  • The RC faculty didn’t burn out as badly after NGW as we have in past years.
  • We launched our new internal calendar at the beginning of NGW, which made RSVPing, seeing, and planning events much better.
  • The Game Night, end of week party at Squarespace, and afterparty were lots of fun, and were well-attended.
  • Everyone who answered our post-NGW survey said they met someone new.

What could have gone better

  • There were some logistical hiccups with our quiet space, and (perhaps it was so quiet that) lots of folks didn’t realize it was there.
  • There were a few things that happened or changed at the last minute which we’ll be more prepared for next time, including setting up better internet in our satellite space, facilitating more small social events, and printing programs and notebooks.
  • Many folks who attended NGW also have day jobs, and it was hard for them to attend without dedicated space to work remotely during the day.
  • We should have planned more meetups in other cities further in advance.
  • We should have been more consistent in how we took questions from folks watching talks remotely.

What’s in store for next year

Never Graduate Week will continue to get bigger as RC grows. I view attendance and interest in NGW as a measure of the health of our community: the more folks who want to attend, the better we’re doing.

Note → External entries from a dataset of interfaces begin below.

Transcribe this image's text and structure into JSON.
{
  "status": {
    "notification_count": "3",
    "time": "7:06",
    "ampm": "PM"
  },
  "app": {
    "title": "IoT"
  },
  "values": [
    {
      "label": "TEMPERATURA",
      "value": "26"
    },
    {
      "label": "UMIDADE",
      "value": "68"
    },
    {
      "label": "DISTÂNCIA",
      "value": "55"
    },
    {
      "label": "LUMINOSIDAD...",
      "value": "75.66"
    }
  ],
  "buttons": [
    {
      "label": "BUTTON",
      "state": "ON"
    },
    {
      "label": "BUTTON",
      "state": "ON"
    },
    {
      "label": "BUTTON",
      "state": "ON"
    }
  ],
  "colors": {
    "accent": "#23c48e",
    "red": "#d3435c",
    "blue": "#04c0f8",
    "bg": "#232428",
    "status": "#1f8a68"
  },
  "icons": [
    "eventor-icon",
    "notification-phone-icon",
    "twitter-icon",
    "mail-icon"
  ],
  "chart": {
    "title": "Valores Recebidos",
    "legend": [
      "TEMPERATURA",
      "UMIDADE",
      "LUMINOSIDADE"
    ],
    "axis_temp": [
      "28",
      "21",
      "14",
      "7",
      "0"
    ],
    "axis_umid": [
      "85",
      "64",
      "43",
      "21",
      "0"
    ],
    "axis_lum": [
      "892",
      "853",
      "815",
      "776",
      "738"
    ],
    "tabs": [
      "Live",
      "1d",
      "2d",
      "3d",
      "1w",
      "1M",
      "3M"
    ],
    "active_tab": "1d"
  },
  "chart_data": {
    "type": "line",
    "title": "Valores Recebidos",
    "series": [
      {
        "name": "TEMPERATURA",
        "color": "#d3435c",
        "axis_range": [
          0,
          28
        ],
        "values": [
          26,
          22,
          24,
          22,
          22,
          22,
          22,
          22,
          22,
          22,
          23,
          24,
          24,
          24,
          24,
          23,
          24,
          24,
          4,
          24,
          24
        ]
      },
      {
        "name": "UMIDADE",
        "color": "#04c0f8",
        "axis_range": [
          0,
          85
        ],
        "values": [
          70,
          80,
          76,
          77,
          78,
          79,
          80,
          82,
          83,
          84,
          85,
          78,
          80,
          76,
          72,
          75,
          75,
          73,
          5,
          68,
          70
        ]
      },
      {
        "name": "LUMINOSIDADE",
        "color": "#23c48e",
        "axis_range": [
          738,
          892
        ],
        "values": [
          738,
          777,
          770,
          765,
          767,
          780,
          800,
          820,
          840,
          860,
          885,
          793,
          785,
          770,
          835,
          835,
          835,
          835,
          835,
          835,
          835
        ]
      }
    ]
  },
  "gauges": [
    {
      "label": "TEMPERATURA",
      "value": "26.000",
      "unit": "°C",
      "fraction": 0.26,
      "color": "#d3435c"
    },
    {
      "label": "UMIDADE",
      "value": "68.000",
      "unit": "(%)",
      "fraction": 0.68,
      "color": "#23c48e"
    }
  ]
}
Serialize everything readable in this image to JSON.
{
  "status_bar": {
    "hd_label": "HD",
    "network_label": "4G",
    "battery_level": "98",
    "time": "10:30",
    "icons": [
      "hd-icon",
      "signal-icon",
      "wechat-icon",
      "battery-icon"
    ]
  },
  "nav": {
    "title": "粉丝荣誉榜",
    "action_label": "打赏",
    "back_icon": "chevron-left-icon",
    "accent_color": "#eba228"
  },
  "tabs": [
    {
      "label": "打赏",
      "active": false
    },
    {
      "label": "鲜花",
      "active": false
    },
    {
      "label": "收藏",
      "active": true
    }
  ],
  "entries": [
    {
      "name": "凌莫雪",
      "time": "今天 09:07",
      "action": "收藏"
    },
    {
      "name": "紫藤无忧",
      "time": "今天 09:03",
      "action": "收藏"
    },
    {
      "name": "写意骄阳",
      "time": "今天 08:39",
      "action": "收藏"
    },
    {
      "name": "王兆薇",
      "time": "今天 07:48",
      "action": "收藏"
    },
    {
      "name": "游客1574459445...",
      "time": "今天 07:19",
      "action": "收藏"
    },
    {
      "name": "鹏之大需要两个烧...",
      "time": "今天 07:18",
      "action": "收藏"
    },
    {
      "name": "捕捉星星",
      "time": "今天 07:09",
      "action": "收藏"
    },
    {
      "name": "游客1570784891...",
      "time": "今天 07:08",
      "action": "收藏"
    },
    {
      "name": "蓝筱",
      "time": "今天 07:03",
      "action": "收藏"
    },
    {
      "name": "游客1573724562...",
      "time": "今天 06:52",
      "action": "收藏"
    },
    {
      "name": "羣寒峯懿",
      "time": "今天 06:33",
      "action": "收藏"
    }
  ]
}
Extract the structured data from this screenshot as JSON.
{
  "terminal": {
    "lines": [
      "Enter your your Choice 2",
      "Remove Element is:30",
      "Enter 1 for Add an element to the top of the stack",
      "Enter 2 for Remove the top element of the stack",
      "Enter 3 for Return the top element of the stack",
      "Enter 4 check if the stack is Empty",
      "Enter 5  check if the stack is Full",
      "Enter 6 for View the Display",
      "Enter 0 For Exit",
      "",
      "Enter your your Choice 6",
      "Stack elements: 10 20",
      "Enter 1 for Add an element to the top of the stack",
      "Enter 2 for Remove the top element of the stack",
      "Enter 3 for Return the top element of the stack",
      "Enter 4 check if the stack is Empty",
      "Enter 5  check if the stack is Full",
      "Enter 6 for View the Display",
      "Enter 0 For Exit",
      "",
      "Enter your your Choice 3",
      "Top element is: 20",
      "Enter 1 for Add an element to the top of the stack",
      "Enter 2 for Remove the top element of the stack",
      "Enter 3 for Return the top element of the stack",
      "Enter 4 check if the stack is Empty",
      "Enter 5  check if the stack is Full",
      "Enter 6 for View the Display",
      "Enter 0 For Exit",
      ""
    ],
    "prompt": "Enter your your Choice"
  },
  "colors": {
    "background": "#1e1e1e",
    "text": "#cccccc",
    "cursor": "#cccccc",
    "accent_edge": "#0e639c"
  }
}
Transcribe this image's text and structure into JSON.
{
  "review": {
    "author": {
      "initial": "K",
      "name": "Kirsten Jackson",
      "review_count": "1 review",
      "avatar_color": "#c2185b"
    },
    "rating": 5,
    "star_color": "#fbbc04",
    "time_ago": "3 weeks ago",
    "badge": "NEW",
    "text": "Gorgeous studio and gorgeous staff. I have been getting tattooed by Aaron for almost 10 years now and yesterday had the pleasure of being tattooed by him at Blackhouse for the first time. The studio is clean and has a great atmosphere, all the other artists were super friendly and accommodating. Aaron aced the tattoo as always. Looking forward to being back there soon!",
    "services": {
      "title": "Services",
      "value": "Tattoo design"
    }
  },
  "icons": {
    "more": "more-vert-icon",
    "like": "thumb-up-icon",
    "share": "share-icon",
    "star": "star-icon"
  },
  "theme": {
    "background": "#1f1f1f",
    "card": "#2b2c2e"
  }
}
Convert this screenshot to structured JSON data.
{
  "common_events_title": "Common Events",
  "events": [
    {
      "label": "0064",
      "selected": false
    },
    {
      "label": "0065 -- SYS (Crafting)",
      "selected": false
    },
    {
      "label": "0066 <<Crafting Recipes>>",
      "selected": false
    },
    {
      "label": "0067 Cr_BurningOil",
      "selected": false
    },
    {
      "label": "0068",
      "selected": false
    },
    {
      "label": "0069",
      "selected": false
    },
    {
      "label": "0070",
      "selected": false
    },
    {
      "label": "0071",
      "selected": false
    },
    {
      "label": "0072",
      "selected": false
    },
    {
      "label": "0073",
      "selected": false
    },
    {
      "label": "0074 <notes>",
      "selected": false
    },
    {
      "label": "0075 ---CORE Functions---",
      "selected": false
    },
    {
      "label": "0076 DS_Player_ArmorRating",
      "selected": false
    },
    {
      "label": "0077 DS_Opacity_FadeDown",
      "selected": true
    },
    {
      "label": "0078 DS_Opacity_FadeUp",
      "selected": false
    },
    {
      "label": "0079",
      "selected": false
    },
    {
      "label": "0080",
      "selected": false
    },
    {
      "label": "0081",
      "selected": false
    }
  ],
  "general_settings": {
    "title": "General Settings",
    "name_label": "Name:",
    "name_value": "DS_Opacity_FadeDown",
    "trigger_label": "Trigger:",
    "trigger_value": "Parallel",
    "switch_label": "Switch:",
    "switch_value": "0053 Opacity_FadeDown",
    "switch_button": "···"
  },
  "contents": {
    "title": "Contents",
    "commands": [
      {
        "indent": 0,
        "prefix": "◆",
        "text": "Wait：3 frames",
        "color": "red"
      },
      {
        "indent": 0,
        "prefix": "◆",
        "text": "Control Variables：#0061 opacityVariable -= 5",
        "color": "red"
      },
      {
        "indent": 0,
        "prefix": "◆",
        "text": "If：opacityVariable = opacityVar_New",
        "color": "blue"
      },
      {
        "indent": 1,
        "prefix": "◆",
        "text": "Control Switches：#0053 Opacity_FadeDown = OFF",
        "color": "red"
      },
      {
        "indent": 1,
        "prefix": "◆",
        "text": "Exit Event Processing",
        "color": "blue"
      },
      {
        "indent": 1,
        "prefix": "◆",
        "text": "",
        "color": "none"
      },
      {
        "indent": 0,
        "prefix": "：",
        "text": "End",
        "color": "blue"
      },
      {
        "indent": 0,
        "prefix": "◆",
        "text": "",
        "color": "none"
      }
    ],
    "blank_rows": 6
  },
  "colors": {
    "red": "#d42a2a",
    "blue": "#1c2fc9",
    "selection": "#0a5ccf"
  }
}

That means that we’ll be planning for an NGW with more space, more participants, and more fun social and technical events in 2018!